+++ Given data

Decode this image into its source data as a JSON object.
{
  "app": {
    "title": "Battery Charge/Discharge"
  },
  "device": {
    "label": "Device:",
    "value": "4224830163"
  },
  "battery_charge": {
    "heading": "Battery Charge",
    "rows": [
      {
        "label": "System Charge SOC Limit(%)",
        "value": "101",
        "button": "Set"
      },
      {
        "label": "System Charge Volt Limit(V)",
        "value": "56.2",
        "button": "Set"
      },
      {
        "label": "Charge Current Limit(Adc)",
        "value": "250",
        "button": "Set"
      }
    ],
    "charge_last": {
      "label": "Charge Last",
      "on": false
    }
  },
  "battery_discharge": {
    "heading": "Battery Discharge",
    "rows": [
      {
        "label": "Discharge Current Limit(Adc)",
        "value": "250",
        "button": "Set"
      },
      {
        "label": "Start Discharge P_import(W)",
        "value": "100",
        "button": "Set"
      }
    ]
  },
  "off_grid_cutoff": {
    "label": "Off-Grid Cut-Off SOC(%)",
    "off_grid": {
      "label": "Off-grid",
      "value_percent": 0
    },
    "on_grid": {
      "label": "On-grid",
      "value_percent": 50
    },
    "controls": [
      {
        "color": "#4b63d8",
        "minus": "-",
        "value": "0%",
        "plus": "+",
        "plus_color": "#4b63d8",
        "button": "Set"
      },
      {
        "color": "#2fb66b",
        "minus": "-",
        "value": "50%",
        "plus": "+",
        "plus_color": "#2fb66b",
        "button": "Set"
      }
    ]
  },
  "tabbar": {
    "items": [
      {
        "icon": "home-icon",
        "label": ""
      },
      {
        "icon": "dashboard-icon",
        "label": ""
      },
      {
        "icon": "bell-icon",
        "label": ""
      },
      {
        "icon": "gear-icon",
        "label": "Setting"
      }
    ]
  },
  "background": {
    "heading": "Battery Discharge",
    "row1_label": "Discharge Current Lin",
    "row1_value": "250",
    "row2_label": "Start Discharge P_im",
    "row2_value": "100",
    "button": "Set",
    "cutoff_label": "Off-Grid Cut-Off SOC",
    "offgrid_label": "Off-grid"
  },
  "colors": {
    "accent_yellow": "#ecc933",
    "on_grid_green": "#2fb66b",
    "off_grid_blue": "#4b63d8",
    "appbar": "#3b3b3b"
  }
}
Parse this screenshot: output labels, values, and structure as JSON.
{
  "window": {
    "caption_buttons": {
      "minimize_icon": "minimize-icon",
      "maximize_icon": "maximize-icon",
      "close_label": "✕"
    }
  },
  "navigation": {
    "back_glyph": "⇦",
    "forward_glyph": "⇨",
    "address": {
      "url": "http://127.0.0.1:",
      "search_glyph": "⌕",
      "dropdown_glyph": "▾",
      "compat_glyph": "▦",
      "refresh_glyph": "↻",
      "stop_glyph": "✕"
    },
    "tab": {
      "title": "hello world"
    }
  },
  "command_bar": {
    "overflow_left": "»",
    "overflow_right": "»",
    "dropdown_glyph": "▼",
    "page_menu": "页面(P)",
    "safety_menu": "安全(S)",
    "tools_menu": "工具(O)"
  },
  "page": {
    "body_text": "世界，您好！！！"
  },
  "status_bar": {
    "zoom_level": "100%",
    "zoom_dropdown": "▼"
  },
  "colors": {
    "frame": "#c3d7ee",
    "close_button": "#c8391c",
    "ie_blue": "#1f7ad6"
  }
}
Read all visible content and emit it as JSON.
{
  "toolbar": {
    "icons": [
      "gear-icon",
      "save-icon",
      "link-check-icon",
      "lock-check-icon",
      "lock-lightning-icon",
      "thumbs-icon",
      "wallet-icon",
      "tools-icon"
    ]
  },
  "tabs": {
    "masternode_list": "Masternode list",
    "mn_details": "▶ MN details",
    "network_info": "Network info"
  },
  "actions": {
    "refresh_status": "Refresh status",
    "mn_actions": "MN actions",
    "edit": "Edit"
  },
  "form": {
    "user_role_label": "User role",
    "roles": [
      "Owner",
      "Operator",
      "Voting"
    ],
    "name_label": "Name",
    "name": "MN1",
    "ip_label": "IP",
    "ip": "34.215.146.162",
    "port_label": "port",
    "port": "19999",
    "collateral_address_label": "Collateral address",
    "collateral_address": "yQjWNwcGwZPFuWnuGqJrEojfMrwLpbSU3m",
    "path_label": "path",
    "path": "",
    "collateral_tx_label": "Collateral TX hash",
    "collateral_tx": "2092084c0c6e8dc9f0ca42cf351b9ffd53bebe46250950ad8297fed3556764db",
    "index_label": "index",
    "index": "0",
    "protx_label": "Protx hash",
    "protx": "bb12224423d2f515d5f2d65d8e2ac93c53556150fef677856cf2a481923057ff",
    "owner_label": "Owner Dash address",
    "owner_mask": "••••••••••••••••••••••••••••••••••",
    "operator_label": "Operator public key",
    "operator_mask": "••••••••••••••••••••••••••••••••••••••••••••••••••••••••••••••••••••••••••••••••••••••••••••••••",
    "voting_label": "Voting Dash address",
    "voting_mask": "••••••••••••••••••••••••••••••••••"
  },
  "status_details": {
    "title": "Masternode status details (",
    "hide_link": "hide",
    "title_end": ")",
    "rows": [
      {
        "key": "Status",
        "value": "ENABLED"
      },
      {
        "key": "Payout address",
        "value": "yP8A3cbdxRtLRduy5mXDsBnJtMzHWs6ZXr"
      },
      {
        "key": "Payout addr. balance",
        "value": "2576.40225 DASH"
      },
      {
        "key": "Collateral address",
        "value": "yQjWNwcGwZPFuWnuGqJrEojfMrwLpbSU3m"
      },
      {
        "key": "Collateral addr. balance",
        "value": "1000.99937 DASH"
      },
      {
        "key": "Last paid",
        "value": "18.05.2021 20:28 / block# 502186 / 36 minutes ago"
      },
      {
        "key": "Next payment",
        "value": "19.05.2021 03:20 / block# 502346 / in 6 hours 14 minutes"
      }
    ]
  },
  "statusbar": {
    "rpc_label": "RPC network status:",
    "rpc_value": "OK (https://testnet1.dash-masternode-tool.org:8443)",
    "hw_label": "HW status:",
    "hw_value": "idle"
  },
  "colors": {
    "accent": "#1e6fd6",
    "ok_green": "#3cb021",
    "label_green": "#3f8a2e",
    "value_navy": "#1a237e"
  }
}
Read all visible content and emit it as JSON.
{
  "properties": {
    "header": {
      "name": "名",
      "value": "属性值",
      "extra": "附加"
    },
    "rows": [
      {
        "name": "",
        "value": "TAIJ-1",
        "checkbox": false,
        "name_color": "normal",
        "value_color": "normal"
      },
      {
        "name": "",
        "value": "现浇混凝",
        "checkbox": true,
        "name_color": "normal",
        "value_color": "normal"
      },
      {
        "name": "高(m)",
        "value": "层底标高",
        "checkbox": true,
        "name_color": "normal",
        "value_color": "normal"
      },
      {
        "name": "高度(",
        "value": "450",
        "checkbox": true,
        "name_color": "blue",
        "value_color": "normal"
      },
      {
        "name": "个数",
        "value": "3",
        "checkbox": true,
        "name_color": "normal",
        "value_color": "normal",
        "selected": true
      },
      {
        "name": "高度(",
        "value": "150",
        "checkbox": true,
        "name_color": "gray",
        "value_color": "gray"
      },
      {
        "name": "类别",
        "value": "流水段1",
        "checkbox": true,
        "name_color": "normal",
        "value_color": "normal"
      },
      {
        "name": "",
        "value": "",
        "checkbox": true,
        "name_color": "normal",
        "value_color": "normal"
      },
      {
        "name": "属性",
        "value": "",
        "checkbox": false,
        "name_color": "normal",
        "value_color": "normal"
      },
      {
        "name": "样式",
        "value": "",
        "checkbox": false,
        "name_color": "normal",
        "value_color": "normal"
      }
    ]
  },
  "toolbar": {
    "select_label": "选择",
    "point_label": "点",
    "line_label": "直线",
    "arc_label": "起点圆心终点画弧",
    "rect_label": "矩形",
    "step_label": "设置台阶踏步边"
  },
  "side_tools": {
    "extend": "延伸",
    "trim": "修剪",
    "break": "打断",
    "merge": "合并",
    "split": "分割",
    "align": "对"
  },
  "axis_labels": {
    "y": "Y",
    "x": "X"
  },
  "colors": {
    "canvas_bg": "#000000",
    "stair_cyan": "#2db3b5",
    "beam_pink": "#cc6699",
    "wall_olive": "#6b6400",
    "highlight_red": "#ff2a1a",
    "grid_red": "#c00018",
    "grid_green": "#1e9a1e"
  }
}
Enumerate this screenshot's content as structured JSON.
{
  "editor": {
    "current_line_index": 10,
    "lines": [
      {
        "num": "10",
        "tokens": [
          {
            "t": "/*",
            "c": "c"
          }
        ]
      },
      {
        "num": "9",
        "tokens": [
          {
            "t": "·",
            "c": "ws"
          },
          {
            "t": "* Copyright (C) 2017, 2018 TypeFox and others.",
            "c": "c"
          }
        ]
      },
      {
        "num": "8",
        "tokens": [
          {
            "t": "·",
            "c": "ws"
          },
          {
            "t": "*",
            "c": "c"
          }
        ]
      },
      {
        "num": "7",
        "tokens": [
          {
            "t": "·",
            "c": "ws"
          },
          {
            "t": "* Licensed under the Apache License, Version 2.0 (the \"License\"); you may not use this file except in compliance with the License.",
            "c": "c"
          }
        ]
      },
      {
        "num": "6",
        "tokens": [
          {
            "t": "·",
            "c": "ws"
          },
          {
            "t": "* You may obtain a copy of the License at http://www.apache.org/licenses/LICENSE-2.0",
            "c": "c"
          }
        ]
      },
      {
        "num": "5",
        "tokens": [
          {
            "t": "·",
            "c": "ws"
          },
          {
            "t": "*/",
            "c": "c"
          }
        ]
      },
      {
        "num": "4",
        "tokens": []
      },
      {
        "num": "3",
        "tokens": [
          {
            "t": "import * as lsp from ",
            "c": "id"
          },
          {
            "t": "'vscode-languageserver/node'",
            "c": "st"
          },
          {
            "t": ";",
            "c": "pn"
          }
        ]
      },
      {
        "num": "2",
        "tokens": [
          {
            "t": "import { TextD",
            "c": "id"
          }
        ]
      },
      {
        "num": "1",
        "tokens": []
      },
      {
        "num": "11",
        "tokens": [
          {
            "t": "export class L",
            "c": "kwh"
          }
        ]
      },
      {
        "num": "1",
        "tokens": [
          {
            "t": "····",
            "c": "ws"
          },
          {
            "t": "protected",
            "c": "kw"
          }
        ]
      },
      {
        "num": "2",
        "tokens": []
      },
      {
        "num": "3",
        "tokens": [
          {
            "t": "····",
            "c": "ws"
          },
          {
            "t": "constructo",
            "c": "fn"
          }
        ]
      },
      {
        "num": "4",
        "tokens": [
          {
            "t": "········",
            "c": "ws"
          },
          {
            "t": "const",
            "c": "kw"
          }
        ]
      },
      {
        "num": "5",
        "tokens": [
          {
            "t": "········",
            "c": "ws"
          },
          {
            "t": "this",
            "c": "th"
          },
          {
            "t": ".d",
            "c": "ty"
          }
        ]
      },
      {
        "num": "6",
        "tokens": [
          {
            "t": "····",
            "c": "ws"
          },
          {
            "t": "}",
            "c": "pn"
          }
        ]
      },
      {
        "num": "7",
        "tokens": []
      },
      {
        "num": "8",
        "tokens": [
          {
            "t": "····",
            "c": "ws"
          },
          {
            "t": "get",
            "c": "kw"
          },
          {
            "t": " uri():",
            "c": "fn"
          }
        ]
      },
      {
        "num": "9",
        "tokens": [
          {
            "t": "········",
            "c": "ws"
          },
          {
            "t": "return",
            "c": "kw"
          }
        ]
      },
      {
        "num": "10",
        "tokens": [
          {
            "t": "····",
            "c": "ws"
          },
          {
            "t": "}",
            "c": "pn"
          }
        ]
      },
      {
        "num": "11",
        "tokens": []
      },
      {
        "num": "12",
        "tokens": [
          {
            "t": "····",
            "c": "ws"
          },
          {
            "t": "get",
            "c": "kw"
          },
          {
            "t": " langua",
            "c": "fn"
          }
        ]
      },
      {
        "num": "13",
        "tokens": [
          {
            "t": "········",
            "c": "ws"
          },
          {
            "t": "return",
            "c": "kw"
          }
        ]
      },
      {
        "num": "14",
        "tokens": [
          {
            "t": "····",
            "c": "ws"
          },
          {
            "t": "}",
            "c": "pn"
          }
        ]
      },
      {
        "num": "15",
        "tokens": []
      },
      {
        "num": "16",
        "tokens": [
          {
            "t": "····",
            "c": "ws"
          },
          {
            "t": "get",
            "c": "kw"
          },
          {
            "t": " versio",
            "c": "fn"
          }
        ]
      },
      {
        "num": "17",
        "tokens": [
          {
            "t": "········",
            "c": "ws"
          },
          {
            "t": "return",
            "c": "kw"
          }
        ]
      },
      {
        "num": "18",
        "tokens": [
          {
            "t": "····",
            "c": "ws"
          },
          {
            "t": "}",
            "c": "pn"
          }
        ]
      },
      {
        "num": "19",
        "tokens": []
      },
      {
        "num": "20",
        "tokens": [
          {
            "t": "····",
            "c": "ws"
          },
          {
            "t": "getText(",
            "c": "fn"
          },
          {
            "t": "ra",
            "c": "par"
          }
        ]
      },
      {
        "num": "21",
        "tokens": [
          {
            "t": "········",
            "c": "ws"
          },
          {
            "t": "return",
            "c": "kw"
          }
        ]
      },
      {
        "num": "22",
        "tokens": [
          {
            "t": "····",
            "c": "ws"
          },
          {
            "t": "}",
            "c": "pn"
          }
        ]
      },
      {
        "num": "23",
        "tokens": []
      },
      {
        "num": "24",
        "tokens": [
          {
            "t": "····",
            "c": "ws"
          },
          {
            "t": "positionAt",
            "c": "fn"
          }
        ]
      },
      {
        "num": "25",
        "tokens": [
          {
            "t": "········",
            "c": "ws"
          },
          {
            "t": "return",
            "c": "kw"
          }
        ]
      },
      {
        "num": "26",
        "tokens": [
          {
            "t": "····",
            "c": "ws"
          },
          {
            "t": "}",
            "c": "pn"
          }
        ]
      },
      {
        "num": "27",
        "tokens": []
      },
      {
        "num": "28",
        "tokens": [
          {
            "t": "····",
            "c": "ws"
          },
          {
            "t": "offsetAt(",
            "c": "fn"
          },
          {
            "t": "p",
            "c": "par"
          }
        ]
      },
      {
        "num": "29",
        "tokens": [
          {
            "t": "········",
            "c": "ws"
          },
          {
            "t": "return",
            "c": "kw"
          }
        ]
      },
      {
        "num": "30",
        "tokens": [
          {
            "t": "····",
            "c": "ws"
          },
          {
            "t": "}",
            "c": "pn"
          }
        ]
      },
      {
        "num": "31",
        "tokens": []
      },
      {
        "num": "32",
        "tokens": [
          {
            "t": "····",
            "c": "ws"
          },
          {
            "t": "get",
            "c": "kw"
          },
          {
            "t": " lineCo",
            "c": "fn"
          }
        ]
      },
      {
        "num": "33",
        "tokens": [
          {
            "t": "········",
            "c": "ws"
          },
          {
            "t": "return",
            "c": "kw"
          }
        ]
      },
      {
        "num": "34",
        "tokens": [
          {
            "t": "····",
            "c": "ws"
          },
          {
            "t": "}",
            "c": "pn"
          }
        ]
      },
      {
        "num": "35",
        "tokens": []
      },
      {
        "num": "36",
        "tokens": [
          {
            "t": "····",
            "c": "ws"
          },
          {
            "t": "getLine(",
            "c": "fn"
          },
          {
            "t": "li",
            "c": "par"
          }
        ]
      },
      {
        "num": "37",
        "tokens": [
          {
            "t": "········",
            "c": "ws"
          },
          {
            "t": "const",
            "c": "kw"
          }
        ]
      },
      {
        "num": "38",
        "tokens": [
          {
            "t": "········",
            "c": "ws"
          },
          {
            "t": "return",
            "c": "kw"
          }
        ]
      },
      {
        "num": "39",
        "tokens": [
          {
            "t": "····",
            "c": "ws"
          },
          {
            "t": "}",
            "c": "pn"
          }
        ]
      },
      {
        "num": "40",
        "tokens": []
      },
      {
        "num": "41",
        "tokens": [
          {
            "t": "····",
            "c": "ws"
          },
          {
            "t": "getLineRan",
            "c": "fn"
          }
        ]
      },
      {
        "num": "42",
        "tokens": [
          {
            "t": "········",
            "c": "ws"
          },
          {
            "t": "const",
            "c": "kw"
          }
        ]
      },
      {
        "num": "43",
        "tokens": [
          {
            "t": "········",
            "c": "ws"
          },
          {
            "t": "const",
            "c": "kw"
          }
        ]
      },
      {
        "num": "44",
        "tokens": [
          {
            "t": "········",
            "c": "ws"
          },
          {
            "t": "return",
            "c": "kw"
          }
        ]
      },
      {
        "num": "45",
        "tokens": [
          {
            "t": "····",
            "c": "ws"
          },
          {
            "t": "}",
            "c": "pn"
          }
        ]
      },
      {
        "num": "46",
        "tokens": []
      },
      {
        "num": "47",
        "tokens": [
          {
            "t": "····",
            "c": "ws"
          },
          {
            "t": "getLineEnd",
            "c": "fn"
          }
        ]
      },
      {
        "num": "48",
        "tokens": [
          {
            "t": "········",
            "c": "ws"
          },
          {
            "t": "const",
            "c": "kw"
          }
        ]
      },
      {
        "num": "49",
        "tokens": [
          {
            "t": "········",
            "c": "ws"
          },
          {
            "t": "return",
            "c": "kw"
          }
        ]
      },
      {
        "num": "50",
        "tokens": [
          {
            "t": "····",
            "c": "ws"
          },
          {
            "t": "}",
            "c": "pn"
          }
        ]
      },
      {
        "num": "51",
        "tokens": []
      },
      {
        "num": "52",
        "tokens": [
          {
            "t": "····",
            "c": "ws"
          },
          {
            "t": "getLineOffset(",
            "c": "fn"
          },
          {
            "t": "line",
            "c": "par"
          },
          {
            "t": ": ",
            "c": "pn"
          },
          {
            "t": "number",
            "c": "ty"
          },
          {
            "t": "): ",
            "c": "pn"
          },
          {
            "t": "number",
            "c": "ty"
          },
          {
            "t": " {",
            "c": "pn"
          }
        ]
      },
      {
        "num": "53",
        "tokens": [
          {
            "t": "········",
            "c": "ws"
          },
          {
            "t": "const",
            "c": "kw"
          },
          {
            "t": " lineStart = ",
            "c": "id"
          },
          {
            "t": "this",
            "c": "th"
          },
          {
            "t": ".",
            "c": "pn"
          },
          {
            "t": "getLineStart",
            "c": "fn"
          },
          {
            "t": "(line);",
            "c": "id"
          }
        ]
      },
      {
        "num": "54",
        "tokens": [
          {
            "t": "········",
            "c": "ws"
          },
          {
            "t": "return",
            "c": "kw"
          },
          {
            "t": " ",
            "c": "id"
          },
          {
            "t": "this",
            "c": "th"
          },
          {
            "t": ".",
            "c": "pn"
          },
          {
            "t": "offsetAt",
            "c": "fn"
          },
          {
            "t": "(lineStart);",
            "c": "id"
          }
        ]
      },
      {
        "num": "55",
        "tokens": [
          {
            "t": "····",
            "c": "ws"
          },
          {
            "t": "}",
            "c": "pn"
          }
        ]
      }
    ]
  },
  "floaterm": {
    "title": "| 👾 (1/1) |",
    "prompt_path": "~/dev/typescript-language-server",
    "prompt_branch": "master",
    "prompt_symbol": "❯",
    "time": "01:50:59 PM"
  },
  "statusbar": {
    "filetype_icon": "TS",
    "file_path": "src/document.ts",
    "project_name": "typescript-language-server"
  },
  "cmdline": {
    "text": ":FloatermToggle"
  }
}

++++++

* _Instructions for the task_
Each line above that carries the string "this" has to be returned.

* _Written answer_
Decode this image into its source data as a JSON object.
Parse this screenshot: output labels, values, and structure as JSON.
Enumerate this screenshot's content as structured JSON.
            "t": "* Licensed under the Apache License, Version 2.0 (the \"License\"); you may not use this file except in compliance with the License.",
            "t": "this",
            "t": "this",
            "t": "this",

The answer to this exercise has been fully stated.